While the fight for their rights has never stopped since the independence of Sudan 60 years ago, the four million people of the Nuba mountains has always aspired to live in peaceful coexistence with their neighboring communities. More than 100 tribes in 99 mountains and a rich terrain has been forbidden from expressing themselves as Sudanese citizens and forced to fight to be heard. The utilitarian regime in Sudan has imposed Islamization and Arabization on the African/ Christian and Muslim Nuba. The people of the Nuba mountains are African in culture and way of life. Although there is large numbers of Muslims and Christians among Nuba people, but the local heritage of traditional religions is still alive in the remote areas.
The current situation
The current war in Nuba Mountains started after the disputed election of the state governor. The Sudanese government nominee allegedly won in what the SPLM/N believed to be a forged election. In fact, after six years of war, the reason for the recent fighting seems to be the same as the reason started the conflict 30 or 40 years ago. Moreover, the horrific amount of violence and the war crimes committed by the government in the last six years is a proof of the deep rooted drive behind such atrocities. The government of Sudan is determined to implement its policy of Islamization and to exploit the land of the Nuba mountains, with complete denial to the indigenous population rights to decide on their wealth and destiny. In the language of the international law these actions and motives can only be described as genocide or ethnocide.
While the world has moved on, six years of wars had forced half a million in Nuba mountains to flee to mountains and live in ditches. The human consciousness should never pass by this anniversary without taking serious note of the suffering of the increasing number of victims of al-Bashir as along as he remains free. Unfortunately, the people of Nuba mountains and Darfur seem to be standing alone, under a sky full of government Antonov airplanes dropping bombs night and day, killing children, women, cows, any moving on the ground.
Ending wars are easy. Bringing peace, stability and freedom have been proved to be the most difficult problems of the human race. But the people of the Nuba mountains hope of returning back to their homes and villages will remain alive because bombs never kill dreams.
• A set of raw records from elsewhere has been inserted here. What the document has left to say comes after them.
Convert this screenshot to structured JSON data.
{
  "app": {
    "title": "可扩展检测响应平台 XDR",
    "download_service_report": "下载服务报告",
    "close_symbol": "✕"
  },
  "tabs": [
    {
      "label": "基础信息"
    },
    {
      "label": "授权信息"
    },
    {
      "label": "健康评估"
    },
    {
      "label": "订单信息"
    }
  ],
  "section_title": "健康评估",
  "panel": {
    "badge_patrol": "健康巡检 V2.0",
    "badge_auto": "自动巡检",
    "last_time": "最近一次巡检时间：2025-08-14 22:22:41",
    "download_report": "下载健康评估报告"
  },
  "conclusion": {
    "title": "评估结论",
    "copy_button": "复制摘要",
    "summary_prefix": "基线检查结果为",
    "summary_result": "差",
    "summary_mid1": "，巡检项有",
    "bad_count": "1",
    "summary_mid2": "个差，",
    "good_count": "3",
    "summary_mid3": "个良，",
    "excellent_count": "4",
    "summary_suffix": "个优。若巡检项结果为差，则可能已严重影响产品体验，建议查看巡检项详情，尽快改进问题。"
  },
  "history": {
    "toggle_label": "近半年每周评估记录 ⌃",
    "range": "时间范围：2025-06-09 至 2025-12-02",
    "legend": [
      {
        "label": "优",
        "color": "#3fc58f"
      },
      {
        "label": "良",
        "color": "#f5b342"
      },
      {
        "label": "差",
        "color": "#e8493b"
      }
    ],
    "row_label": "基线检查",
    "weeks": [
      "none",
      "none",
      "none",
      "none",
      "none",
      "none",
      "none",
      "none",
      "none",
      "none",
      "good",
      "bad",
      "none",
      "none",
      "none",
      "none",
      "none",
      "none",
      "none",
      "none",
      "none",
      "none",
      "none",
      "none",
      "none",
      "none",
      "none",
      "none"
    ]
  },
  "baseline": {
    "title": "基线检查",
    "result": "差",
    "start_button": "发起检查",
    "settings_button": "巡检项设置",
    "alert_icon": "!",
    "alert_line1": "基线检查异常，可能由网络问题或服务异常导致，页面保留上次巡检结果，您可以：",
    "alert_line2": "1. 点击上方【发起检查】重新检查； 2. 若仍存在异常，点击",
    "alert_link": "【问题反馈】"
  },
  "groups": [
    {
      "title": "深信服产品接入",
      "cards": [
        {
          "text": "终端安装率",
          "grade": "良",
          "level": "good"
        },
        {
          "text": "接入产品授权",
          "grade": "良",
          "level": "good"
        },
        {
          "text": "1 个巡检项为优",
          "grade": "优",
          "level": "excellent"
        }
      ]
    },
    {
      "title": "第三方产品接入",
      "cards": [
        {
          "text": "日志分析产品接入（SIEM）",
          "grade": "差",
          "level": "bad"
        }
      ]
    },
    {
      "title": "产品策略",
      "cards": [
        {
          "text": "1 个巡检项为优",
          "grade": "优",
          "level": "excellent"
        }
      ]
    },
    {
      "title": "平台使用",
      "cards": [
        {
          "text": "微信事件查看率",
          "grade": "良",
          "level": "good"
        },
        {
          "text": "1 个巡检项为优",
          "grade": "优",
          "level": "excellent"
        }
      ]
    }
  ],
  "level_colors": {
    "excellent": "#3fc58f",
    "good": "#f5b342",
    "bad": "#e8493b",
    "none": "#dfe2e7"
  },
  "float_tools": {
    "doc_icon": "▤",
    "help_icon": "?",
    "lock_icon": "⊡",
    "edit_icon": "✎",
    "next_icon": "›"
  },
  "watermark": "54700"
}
But what is going on in the Nuba mountains, Darfur and the Blue Nile state should sound the alarm that without justice there will never be sustainable peace.
We must remember that war criminals do not bring peace, only justice can.